Only about 20% of the proceeds of gold exported between 2010 and 2015 came back to the country, the Director-General of Ghana Standards Authority has lamented.
“Between 2010 and 2015 only, a little less than $4billion worth of gold was repatriated to Ghana out of the about $26billion worth of raw gold that was exported,” Prof. Alex Dodoo stated on Joy FM's Super Morning Show Tuesday.
The Ghana cedi was affected negatively by the export of raw gold due to the meagre amount repatriated, he argues.
The Director-General stated that in an attempt to curb these effects, the Standards Authority took the step to refine the gold in Ghana before exporting it.
"When I took office and realized that we have a refinery in Ghana, I said we need to work with them to meet the international standards and now Ghana and South Africa are the only countries in Africa with large-scale gold refineries", he stated.
He added that, in refining the raw gold, the state gets a sizable amount of other minerals such as silver and platinum which would otherwise have been lost.
"Now, Ghana gains seven grams of silver from every one-hundred grams of gold being refined. We used to lose the revenue from the silver, platinum and other minerals refined from the gold to those we export the raw gold to," he said.
“The country has since stopped exporting unrefined gold since the refinery was upgraded”, he added.
"We have gone to do an inspection and to certify their products and also done proficiency testing so what we need now is to make sure that the money, in turn, comes to stabilize our cedi," he noted.
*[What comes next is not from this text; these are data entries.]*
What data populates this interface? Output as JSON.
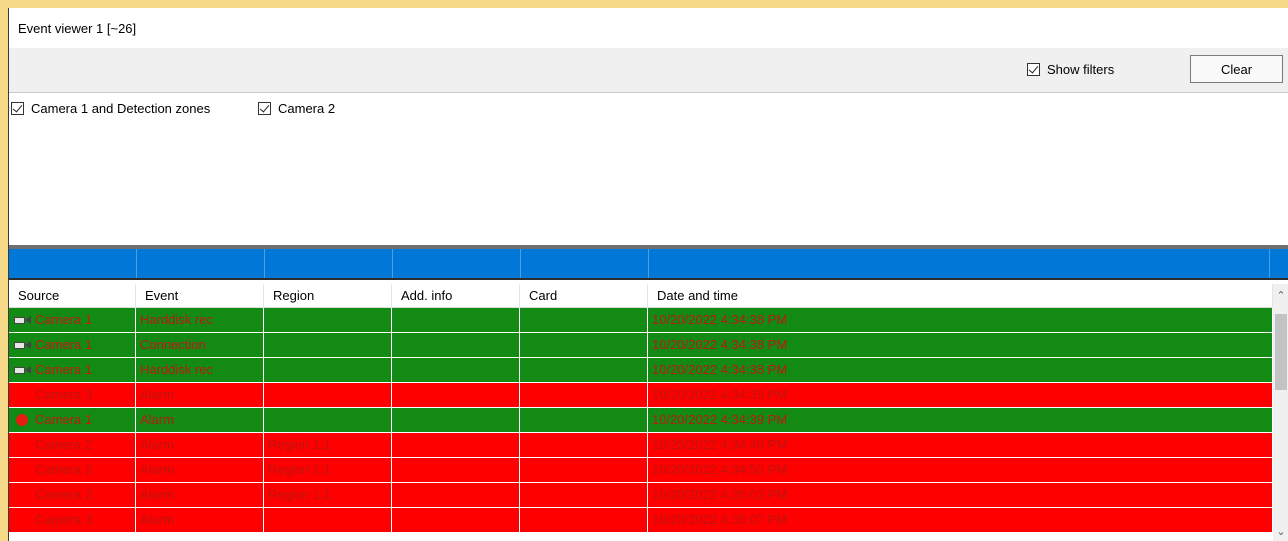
{
  "window": {
    "title": "Event viewer 1 [~26]"
  },
  "toolbar": {
    "show_filters_label": "Show filters",
    "show_filters_checked": true,
    "clear_label": "Clear"
  },
  "filters": [
    {
      "label": "Camera 1 and Detection zones",
      "checked": true
    },
    {
      "label": "Camera 2",
      "checked": true
    }
  ],
  "table": {
    "columns": [
      "Source",
      "Event",
      "Region",
      "Add. info",
      "Card",
      "Date and time"
    ],
    "rows": [
      {
        "source": "Camera 1",
        "icon": "camera-icon",
        "event": "Harddisk rec",
        "region": "",
        "add_info": "",
        "card": "",
        "datetime": "10/20/2022 4:34:38 PM",
        "color": "green"
      },
      {
        "source": "Camera 1",
        "icon": "camera-icon",
        "event": "Connection",
        "region": "",
        "add_info": "",
        "card": "",
        "datetime": "10/20/2022 4:34:38 PM",
        "color": "green"
      },
      {
        "source": "Camera 1",
        "icon": "camera-icon",
        "event": "Harddisk rec",
        "region": "",
        "add_info": "",
        "card": "",
        "datetime": "10/20/2022 4:34:38 PM",
        "color": "green"
      },
      {
        "source": "Camera 3",
        "icon": "",
        "event": "Alarm",
        "region": "",
        "add_info": "",
        "card": "",
        "datetime": "10/20/2022 4:34:39 PM",
        "color": "red"
      },
      {
        "source": "Camera 1",
        "icon": "alarm-dot-icon",
        "event": "Alarm",
        "region": "",
        "add_info": "",
        "card": "",
        "datetime": "10/20/2022 4:34:39 PM",
        "color": "green"
      },
      {
        "source": "Camera 2",
        "icon": "",
        "event": "Alarm",
        "region": "Region 1.1",
        "add_info": "",
        "card": "",
        "datetime": "10/20/2022 4:34:40 PM",
        "color": "red"
      },
      {
        "source": "Camera 2",
        "icon": "",
        "event": "Alarm",
        "region": "Region 1.1",
        "add_info": "",
        "card": "",
        "datetime": "10/20/2022 4:34:50 PM",
        "color": "red"
      },
      {
        "source": "Camera 2",
        "icon": "",
        "event": "Alarm",
        "region": "Region 1.1",
        "add_info": "",
        "card": "",
        "datetime": "10/20/2022 4:35:03 PM",
        "color": "red"
      },
      {
        "source": "Camera 3",
        "icon": "",
        "event": "Alarm",
        "region": "",
        "add_info": "",
        "card": "",
        "datetime": "10/20/2022 4:35:07 PM",
        "color": "red"
      }
    ]
  },
  "colors": {
    "row_green": "#138a13",
    "row_red": "#ff0000",
    "header_bar_blue": "#0078d7"
  }
}
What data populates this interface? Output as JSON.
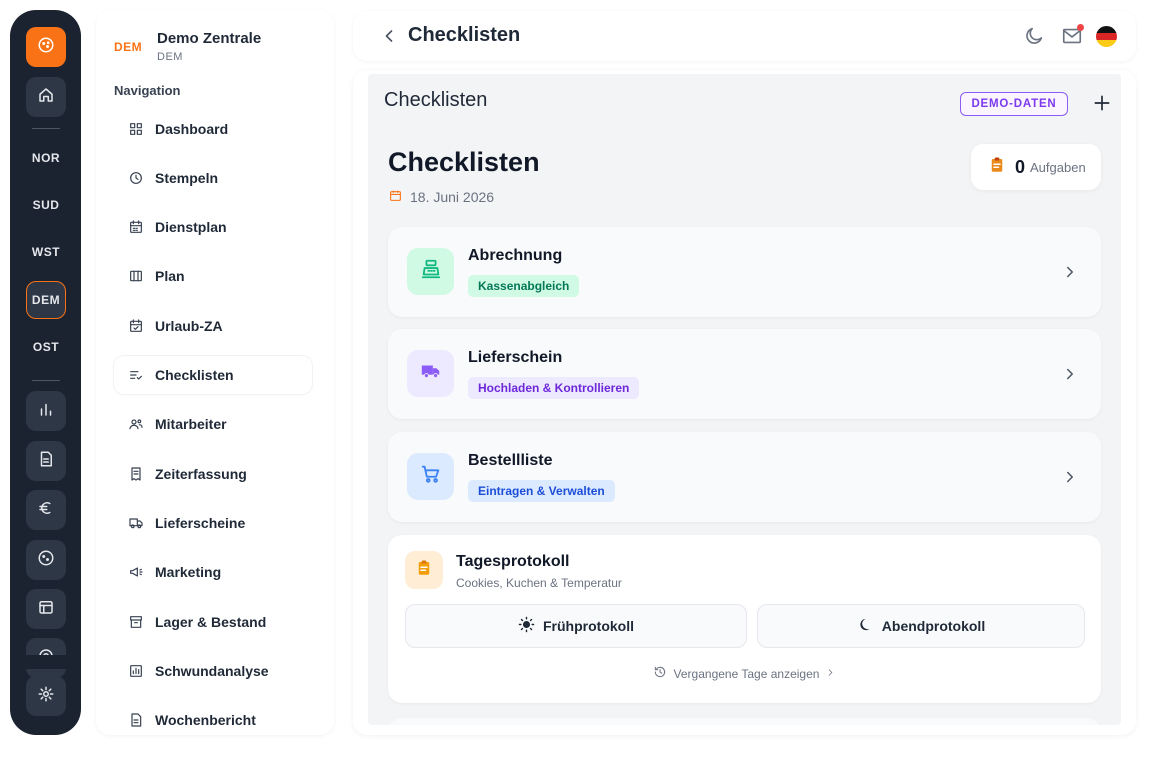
{
  "rail": {
    "codes": [
      "NOR",
      "SUD",
      "WST",
      "DEM",
      "OST"
    ],
    "active_code": "DEM"
  },
  "sidebar": {
    "org_code": "DEM",
    "org_name": "Demo Zentrale",
    "org_sub": "DEM",
    "nav_title": "Navigation",
    "items": [
      {
        "label": "Dashboard",
        "icon": "grid-icon"
      },
      {
        "label": "Stempeln",
        "icon": "clock-icon"
      },
      {
        "label": "Dienstplan",
        "icon": "calendar-grid-icon"
      },
      {
        "label": "Plan",
        "icon": "columns-icon"
      },
      {
        "label": "Urlaub-ZA",
        "icon": "calendar-check-icon"
      },
      {
        "label": "Checklisten",
        "icon": "list-check-icon",
        "active": true
      },
      {
        "label": "Mitarbeiter",
        "icon": "users-icon"
      },
      {
        "label": "Zeiterfassung",
        "icon": "receipt-icon"
      },
      {
        "label": "Lieferscheine",
        "icon": "truck-icon"
      },
      {
        "label": "Marketing",
        "icon": "megaphone-icon"
      },
      {
        "label": "Lager & Bestand",
        "icon": "archive-icon"
      },
      {
        "label": "Schwundanalyse",
        "icon": "bar-chart-icon"
      },
      {
        "label": "Wochenbericht",
        "icon": "document-icon"
      }
    ]
  },
  "topbar": {
    "title": "Checklisten"
  },
  "main": {
    "panel_title": "Checklisten",
    "demo_badge": "DEMO-DATEN",
    "heading": "Checklisten",
    "date": "18. Juni 2026",
    "tasks": {
      "count": "0",
      "label": "Aufgaben"
    },
    "cards": [
      {
        "title": "Abrechnung",
        "tag": "Kassenabgleich",
        "icon": "cash-register-icon",
        "icon_bg": "#d1fae5",
        "icon_color": "#10b981",
        "tag_bg": "#d1fae5",
        "tag_color": "#047857"
      },
      {
        "title": "Lieferschein",
        "tag": "Hochladen & Kontrollieren",
        "icon": "truck-icon",
        "icon_bg": "#ede9fe",
        "icon_color": "#8b5cf6",
        "tag_bg": "#ede9fe",
        "tag_color": "#6d28d9"
      },
      {
        "title": "Bestellliste",
        "tag": "Eintragen & Verwalten",
        "icon": "cart-icon",
        "icon_bg": "#dbeafe",
        "icon_color": "#3b82f6",
        "tag_bg": "#dbeafe",
        "tag_color": "#1d4ed8"
      }
    ],
    "protocol": {
      "title": "Tagesprotokoll",
      "subtitle": "Cookies, Kuchen & Temperatur",
      "morning_label": "Frühprotokoll",
      "evening_label": "Abendprotokoll",
      "history_label": "Vergangene Tage anzeigen"
    }
  },
  "colors": {
    "accent": "#f97316",
    "rail_bg": "#1b2331",
    "demo_purple": "#7c3aed"
  }
}
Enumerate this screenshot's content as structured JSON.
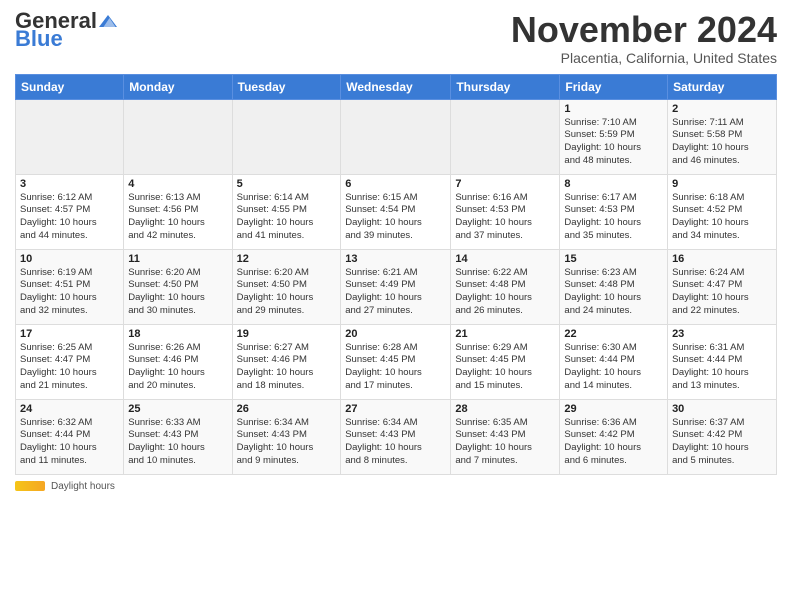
{
  "header": {
    "logo": {
      "general": "General",
      "blue": "Blue"
    },
    "title": "November 2024",
    "location": "Placentia, California, United States"
  },
  "calendar": {
    "days_of_week": [
      "Sunday",
      "Monday",
      "Tuesday",
      "Wednesday",
      "Thursday",
      "Friday",
      "Saturday"
    ],
    "weeks": [
      [
        {
          "day": "",
          "info": ""
        },
        {
          "day": "",
          "info": ""
        },
        {
          "day": "",
          "info": ""
        },
        {
          "day": "",
          "info": ""
        },
        {
          "day": "",
          "info": ""
        },
        {
          "day": "1",
          "info": "Sunrise: 7:10 AM\nSunset: 5:59 PM\nDaylight: 10 hours\nand 48 minutes."
        },
        {
          "day": "2",
          "info": "Sunrise: 7:11 AM\nSunset: 5:58 PM\nDaylight: 10 hours\nand 46 minutes."
        }
      ],
      [
        {
          "day": "3",
          "info": "Sunrise: 6:12 AM\nSunset: 4:57 PM\nDaylight: 10 hours\nand 44 minutes."
        },
        {
          "day": "4",
          "info": "Sunrise: 6:13 AM\nSunset: 4:56 PM\nDaylight: 10 hours\nand 42 minutes."
        },
        {
          "day": "5",
          "info": "Sunrise: 6:14 AM\nSunset: 4:55 PM\nDaylight: 10 hours\nand 41 minutes."
        },
        {
          "day": "6",
          "info": "Sunrise: 6:15 AM\nSunset: 4:54 PM\nDaylight: 10 hours\nand 39 minutes."
        },
        {
          "day": "7",
          "info": "Sunrise: 6:16 AM\nSunset: 4:53 PM\nDaylight: 10 hours\nand 37 minutes."
        },
        {
          "day": "8",
          "info": "Sunrise: 6:17 AM\nSunset: 4:53 PM\nDaylight: 10 hours\nand 35 minutes."
        },
        {
          "day": "9",
          "info": "Sunrise: 6:18 AM\nSunset: 4:52 PM\nDaylight: 10 hours\nand 34 minutes."
        }
      ],
      [
        {
          "day": "10",
          "info": "Sunrise: 6:19 AM\nSunset: 4:51 PM\nDaylight: 10 hours\nand 32 minutes."
        },
        {
          "day": "11",
          "info": "Sunrise: 6:20 AM\nSunset: 4:50 PM\nDaylight: 10 hours\nand 30 minutes."
        },
        {
          "day": "12",
          "info": "Sunrise: 6:20 AM\nSunset: 4:50 PM\nDaylight: 10 hours\nand 29 minutes."
        },
        {
          "day": "13",
          "info": "Sunrise: 6:21 AM\nSunset: 4:49 PM\nDaylight: 10 hours\nand 27 minutes."
        },
        {
          "day": "14",
          "info": "Sunrise: 6:22 AM\nSunset: 4:48 PM\nDaylight: 10 hours\nand 26 minutes."
        },
        {
          "day": "15",
          "info": "Sunrise: 6:23 AM\nSunset: 4:48 PM\nDaylight: 10 hours\nand 24 minutes."
        },
        {
          "day": "16",
          "info": "Sunrise: 6:24 AM\nSunset: 4:47 PM\nDaylight: 10 hours\nand 22 minutes."
        }
      ],
      [
        {
          "day": "17",
          "info": "Sunrise: 6:25 AM\nSunset: 4:47 PM\nDaylight: 10 hours\nand 21 minutes."
        },
        {
          "day": "18",
          "info": "Sunrise: 6:26 AM\nSunset: 4:46 PM\nDaylight: 10 hours\nand 20 minutes."
        },
        {
          "day": "19",
          "info": "Sunrise: 6:27 AM\nSunset: 4:46 PM\nDaylight: 10 hours\nand 18 minutes."
        },
        {
          "day": "20",
          "info": "Sunrise: 6:28 AM\nSunset: 4:45 PM\nDaylight: 10 hours\nand 17 minutes."
        },
        {
          "day": "21",
          "info": "Sunrise: 6:29 AM\nSunset: 4:45 PM\nDaylight: 10 hours\nand 15 minutes."
        },
        {
          "day": "22",
          "info": "Sunrise: 6:30 AM\nSunset: 4:44 PM\nDaylight: 10 hours\nand 14 minutes."
        },
        {
          "day": "23",
          "info": "Sunrise: 6:31 AM\nSunset: 4:44 PM\nDaylight: 10 hours\nand 13 minutes."
        }
      ],
      [
        {
          "day": "24",
          "info": "Sunrise: 6:32 AM\nSunset: 4:44 PM\nDaylight: 10 hours\nand 11 minutes."
        },
        {
          "day": "25",
          "info": "Sunrise: 6:33 AM\nSunset: 4:43 PM\nDaylight: 10 hours\nand 10 minutes."
        },
        {
          "day": "26",
          "info": "Sunrise: 6:34 AM\nSunset: 4:43 PM\nDaylight: 10 hours\nand 9 minutes."
        },
        {
          "day": "27",
          "info": "Sunrise: 6:34 AM\nSunset: 4:43 PM\nDaylight: 10 hours\nand 8 minutes."
        },
        {
          "day": "28",
          "info": "Sunrise: 6:35 AM\nSunset: 4:43 PM\nDaylight: 10 hours\nand 7 minutes."
        },
        {
          "day": "29",
          "info": "Sunrise: 6:36 AM\nSunset: 4:42 PM\nDaylight: 10 hours\nand 6 minutes."
        },
        {
          "day": "30",
          "info": "Sunrise: 6:37 AM\nSunset: 4:42 PM\nDaylight: 10 hours\nand 5 minutes."
        }
      ]
    ]
  },
  "footer": {
    "daylight_label": "Daylight hours"
  }
}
Prof. Dodoo reiterated the need to add value to the country's natural resources before exporting them since it fetches more revenue.